The Lexicon of Sustainability. What is it? In its simplest form it is just as it sounds. Lexicon, a web. Sustainability, loosely defined as the practice of using renewable resources in a way that does not harm or deplete them for future generations. So essentially, a movement aimed at connecting, spreading the word and truly understanding sustainability practices.
But what exactly are these practices? How do people across the US practice sustainability? What does it mean to the individual, to the masses? Well, these are the questions, Douglas Gayeton, the mastermind behind the movement and dear friend of Under the Tuscan Gun is aimed to find out.
The premise is that people can’t be expected to live more sustainable lives if they don’t even know the most basic terms and principles that define sustainability.
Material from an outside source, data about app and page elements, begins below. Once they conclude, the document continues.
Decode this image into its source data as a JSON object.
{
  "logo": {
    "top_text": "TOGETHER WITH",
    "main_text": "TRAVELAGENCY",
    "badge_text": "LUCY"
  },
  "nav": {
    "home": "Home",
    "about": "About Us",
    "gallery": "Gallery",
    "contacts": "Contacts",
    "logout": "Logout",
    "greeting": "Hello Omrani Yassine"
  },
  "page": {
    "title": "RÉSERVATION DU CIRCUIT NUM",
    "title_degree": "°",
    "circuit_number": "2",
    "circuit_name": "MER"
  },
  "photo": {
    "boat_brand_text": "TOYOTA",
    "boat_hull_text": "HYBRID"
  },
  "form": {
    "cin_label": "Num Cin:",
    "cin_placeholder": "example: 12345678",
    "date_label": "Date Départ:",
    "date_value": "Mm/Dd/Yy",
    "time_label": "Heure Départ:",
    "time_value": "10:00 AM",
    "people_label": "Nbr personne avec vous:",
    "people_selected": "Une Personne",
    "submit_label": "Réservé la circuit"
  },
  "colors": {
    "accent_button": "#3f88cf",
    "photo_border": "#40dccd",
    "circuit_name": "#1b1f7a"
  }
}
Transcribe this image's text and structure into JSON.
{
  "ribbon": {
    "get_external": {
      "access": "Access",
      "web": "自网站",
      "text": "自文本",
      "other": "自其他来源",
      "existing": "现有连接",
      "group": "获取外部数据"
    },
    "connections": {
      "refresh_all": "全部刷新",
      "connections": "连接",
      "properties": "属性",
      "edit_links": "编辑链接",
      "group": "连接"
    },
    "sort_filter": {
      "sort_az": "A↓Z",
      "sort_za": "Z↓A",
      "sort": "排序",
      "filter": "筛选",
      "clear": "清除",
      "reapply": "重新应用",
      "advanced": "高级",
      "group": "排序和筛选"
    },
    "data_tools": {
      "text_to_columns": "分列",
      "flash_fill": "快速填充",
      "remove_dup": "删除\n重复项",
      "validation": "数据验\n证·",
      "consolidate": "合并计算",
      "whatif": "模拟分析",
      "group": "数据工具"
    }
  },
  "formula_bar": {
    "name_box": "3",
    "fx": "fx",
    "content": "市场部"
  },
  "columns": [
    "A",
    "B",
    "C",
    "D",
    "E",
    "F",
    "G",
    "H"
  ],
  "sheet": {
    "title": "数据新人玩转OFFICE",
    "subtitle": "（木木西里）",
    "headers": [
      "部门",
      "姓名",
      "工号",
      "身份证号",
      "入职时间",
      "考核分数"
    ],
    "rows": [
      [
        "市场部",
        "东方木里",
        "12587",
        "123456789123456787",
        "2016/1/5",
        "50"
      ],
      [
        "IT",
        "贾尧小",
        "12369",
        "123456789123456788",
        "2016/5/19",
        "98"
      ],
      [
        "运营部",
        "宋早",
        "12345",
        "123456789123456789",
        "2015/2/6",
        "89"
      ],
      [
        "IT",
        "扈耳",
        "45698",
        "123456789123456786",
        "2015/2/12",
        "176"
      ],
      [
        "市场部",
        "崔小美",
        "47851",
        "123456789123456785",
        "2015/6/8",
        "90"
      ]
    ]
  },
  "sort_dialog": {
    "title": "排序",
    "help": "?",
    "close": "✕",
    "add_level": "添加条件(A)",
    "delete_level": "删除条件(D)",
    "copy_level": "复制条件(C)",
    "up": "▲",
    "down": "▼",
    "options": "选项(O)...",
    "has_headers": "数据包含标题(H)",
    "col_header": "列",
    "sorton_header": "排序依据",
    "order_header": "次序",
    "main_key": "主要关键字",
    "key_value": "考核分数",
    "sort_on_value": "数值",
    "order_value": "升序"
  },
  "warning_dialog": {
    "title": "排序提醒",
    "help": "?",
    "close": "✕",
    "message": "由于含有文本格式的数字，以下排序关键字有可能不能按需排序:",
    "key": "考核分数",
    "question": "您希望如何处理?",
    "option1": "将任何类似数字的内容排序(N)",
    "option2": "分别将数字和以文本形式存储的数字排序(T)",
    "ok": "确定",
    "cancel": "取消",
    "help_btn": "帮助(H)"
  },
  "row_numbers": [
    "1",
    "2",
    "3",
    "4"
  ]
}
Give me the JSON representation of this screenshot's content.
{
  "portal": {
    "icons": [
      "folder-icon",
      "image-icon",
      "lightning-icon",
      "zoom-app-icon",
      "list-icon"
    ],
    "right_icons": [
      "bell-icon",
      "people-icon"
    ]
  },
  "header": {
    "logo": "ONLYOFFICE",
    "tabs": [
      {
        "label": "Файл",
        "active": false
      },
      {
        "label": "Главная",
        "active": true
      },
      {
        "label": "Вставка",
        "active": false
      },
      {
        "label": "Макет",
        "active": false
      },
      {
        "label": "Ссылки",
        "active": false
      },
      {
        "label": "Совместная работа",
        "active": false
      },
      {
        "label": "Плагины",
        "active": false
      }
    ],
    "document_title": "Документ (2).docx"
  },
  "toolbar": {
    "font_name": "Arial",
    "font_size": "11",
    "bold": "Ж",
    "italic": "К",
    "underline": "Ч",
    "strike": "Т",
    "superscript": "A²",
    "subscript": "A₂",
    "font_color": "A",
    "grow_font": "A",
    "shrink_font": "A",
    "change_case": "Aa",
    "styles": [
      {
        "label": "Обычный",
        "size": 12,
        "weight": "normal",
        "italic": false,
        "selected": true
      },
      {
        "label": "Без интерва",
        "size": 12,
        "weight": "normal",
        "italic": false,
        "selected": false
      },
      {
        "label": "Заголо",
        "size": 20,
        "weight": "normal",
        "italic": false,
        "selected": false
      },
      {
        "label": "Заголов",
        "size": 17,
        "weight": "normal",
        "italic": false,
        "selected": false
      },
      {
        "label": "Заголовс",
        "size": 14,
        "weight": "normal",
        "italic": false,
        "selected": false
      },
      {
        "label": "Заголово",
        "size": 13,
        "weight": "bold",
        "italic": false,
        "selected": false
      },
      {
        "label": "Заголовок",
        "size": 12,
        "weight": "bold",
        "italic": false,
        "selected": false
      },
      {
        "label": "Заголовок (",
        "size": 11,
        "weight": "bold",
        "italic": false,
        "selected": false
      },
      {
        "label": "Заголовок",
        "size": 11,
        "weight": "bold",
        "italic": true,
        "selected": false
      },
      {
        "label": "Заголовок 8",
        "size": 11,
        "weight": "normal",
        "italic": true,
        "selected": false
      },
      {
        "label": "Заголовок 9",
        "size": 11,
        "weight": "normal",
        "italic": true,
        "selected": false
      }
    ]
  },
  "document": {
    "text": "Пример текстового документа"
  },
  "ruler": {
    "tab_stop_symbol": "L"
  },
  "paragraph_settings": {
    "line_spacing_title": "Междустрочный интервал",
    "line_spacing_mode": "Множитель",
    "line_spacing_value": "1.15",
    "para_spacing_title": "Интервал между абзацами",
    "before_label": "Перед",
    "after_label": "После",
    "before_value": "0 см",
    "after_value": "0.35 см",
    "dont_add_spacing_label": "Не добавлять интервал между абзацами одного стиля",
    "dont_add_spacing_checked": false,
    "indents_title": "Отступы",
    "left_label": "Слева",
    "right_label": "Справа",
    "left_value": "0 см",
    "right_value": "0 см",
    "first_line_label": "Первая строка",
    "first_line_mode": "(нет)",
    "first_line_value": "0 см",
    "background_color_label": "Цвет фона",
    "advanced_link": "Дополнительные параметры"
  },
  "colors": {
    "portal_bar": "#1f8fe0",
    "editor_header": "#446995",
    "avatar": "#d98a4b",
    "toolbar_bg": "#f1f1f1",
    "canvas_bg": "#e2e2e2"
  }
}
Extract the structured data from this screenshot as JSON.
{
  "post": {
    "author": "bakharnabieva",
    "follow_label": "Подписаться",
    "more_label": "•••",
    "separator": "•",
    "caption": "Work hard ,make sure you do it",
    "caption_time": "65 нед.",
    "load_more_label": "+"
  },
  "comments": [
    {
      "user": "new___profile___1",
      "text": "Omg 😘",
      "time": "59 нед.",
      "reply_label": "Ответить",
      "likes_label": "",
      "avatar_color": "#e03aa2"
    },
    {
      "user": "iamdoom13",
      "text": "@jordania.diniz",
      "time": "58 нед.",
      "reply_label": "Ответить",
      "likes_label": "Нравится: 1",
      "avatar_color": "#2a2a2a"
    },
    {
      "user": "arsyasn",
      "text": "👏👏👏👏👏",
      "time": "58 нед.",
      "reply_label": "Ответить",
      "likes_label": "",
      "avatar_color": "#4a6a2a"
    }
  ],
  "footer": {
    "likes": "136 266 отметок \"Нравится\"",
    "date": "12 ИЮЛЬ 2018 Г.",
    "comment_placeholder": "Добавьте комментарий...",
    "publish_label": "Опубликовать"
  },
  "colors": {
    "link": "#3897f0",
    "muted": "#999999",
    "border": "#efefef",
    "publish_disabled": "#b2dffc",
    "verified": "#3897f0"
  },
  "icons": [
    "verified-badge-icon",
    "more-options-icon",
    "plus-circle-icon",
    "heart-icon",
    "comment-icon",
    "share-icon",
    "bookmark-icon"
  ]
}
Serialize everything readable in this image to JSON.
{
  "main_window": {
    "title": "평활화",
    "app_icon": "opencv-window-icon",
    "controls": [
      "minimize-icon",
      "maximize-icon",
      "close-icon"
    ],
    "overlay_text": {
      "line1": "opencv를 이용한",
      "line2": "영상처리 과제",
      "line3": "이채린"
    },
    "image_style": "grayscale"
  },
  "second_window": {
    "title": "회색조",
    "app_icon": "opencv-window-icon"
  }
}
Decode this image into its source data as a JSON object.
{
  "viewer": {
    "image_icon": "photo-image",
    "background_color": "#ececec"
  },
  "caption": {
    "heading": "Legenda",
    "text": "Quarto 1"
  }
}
For the past three years Douglas Gayeton, along with his wife Laura Howard-Gayeton have crisscrossed the USA to learn this new language of sustainability from its foremost practitioners in food and farming which include forerunners, Alice Waters on edible schoolyards; Wes Jackson on reinventing wheat farming; Joel Salatin on embracing the value of saner farming practices; Vandana Shiva on the global imperative of protecting seeds; Paul Stamets on how mushrooms can save the world; Will Allen on Food Security; Temple Grandin on the humane slaughter of animals; and Farmer John on the revolutionary idea of community-supported agriculture.
In all, over one hundred leaders in food and farming from across the country have contributed their valued experiences to this rapidly growing Lexicon of Sustainability. These insights have been translated into large format “information art” photo collages and a series of short films commissioned by the Independent Television Service or ITVS. Study guides, a book, a traveling show, installations, and lastly a website where people can dig deeper into these terms (and even add to our ever-evolving lexicon) are also under development.
“What began as a Sustainable Conversation has led to a Good Food Revolution,” says Douglas Gayeton. “It isn’t happening in galleries and museums; it’s happening at our local supermarkets, at our corner stores, at farmers markets and roadside food stands and grange halls and school gardens across the country, so it makes sense that the Lexicon traveling show appear in those places, curated by the very people trying to build more resilient food networks in their communities.”
This is how it works: anyone in America can apply to curate a show … community leaders, students, farmers, activists, gardeners, cooks … anyone except curators. In all, 100 applicants from across the USA will be selected. Each Curator will be a SUPER CONNECTOR who:
* hosts 5 shows
* involves producers from their local food system
* becomes a lending library for their communities, allowing anyone to borrow the exhibit, from neighbhors to local non-profits to schools to farmers markets
Transform your community into an “idea incubator”, a localized think tank that generates dynamic coalitions able to make a difference in reshaping your community’s relationship with its food, farmers, and local environment. And by becoming a lending library, you allow these messages to retain their significance and continue to inspire audiences for years to come. To learn more and apply, check here.